§ **Required work**
Report, from the records below, every line where the word "description" appears.

Dataset rows describing interfaces
----
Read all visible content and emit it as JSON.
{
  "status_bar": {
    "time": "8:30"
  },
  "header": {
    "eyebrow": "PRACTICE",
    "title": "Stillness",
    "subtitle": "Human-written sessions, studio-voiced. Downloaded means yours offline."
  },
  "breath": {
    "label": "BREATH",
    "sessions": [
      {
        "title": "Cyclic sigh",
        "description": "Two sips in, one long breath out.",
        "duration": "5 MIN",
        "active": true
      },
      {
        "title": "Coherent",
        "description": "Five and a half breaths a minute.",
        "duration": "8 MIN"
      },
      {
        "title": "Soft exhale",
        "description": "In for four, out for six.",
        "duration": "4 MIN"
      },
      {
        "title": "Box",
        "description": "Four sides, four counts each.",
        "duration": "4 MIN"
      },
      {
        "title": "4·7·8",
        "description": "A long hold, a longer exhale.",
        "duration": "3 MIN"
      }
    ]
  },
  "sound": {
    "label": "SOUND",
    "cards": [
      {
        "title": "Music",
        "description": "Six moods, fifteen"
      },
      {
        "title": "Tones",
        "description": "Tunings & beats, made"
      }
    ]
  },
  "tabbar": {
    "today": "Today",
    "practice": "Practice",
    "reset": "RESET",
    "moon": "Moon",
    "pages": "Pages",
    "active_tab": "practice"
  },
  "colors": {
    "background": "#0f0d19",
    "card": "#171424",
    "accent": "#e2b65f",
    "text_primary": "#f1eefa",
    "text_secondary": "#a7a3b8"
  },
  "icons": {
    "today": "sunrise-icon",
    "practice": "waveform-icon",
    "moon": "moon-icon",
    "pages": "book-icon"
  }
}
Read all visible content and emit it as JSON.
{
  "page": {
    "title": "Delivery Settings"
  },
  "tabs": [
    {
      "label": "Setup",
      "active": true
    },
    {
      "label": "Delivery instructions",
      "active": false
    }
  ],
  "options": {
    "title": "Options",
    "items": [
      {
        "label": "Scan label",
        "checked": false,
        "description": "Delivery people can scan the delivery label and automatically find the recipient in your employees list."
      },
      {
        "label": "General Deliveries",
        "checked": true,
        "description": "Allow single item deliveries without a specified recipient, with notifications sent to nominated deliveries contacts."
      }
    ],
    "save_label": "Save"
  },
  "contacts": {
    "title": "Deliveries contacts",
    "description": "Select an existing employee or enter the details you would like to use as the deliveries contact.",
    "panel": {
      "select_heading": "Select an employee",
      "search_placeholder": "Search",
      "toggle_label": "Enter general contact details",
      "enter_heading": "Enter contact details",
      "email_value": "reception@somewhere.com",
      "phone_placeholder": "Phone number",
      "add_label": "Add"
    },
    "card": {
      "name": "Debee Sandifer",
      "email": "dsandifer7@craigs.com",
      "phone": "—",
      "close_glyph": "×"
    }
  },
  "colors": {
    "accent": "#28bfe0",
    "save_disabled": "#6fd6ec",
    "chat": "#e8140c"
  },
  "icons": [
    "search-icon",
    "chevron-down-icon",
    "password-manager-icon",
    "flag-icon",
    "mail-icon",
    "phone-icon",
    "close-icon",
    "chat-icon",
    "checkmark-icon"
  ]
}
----
§ **Reply**
        "description": "Two sips in, one long breath out.",
        "description": "Five and a half breaths a minute.",
        "description": "In for four, out for six.",
        "description": "Four sides, four counts each.",
        "description": "A long hold, a longer exhale.",
        "description": "Six moods, fifteen"
        "description": "Tunings & beats, made"
        "description": "Delivery people can scan the delivery label and automatically find the recipient in your employees list."
        "description": "Allow single item deliveries without a specified recipient, with notifications sent to nominated deliveries contacts."
    "description": "Select an existing employee or enter the details you would like to use as the deliveries contact.",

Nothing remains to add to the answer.